Rookie defensive end Tyron Crawford saw second-half snaps. Rookie tight end James Hanna saw first-half snaps and caught a 10-yard pass. Cornerback Mario Butler saw some snaps, and not just when Orlando Scandrick needed an IV. Tackle Jermey Parnell lined up at tight end once in a jumbo package (and missed his fourth-down block). Teams can’t be afraid to use guys. The Cowboys weren’t vs. New York.
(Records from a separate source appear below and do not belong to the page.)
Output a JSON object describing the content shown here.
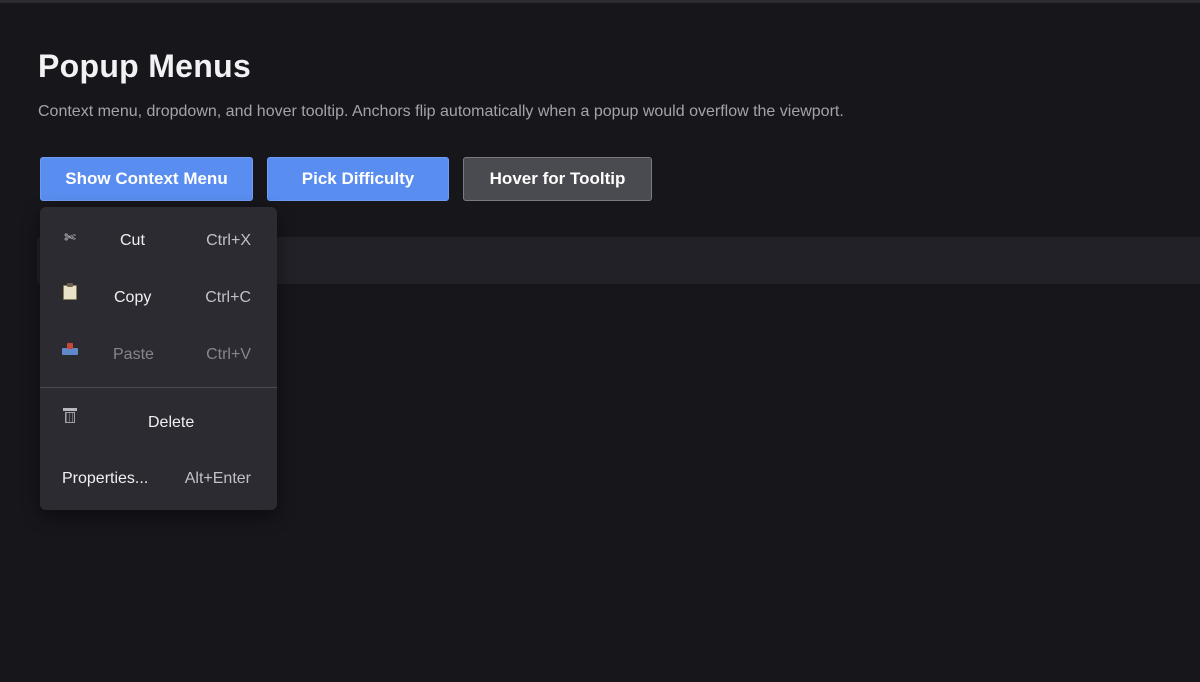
{
  "page": {
    "title": "Popup Menus",
    "subtitle": "Context menu, dropdown, and hover tooltip. Anchors flip automatically when a popup would overflow the viewport."
  },
  "buttons": {
    "context_menu": "Show Context Menu",
    "difficulty": "Pick Difficulty",
    "tooltip": "Hover for Tooltip"
  },
  "context_menu": {
    "items": [
      {
        "icon": "scissors-icon",
        "glyph": "✄",
        "label": "Cut",
        "shortcut": "Ctrl+X",
        "disabled": false
      },
      {
        "icon": "clipboard-icon",
        "label": "Copy",
        "shortcut": "Ctrl+C",
        "disabled": false
      },
      {
        "icon": "inbox-tray-icon",
        "label": "Paste",
        "shortcut": "Ctrl+V",
        "disabled": true
      },
      {
        "icon": "wastebasket-icon",
        "label": "Delete",
        "shortcut": "",
        "disabled": false
      },
      {
        "icon": "",
        "label": "Properties...",
        "shortcut": "Alt+Enter",
        "disabled": false
      }
    ]
  },
  "colors": {
    "background": "#17161b",
    "primary_button": "#5a8df0",
    "secondary_button": "#4a4a51",
    "menu_background": "#2c2b31"
  }
}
** I wonder (really I hope, but the title of this post is Five Wonders) if the NFL will adjust how it works the opening game of the season. The Cowboys were put in an unfair position of playing the last preseason game of Week 1 at Oakland, and therefore were joined by the Raiders as the last teams to report to camp. The Giants had three extra days of practice on the Cowboys. That’s an unfair advantage. The Cowboys could have started camp earlier with an exemption, but the NFLPA would not go along. Executive vice president Stephen Jones has said he'd like to see the reporting dates for training camp relate to the regular-season opener, not the preseason opener. It almost seems to make too much sense, doesn’t it? But it wasn’t just the reporting time that made it difficult to prepare. There were many issues involving waivers and claims and when they could get on the practice field. The Cowboys beat the Giants, which made some of the headaches disappear, but there’s no way the league should put teams in such a bind in the future.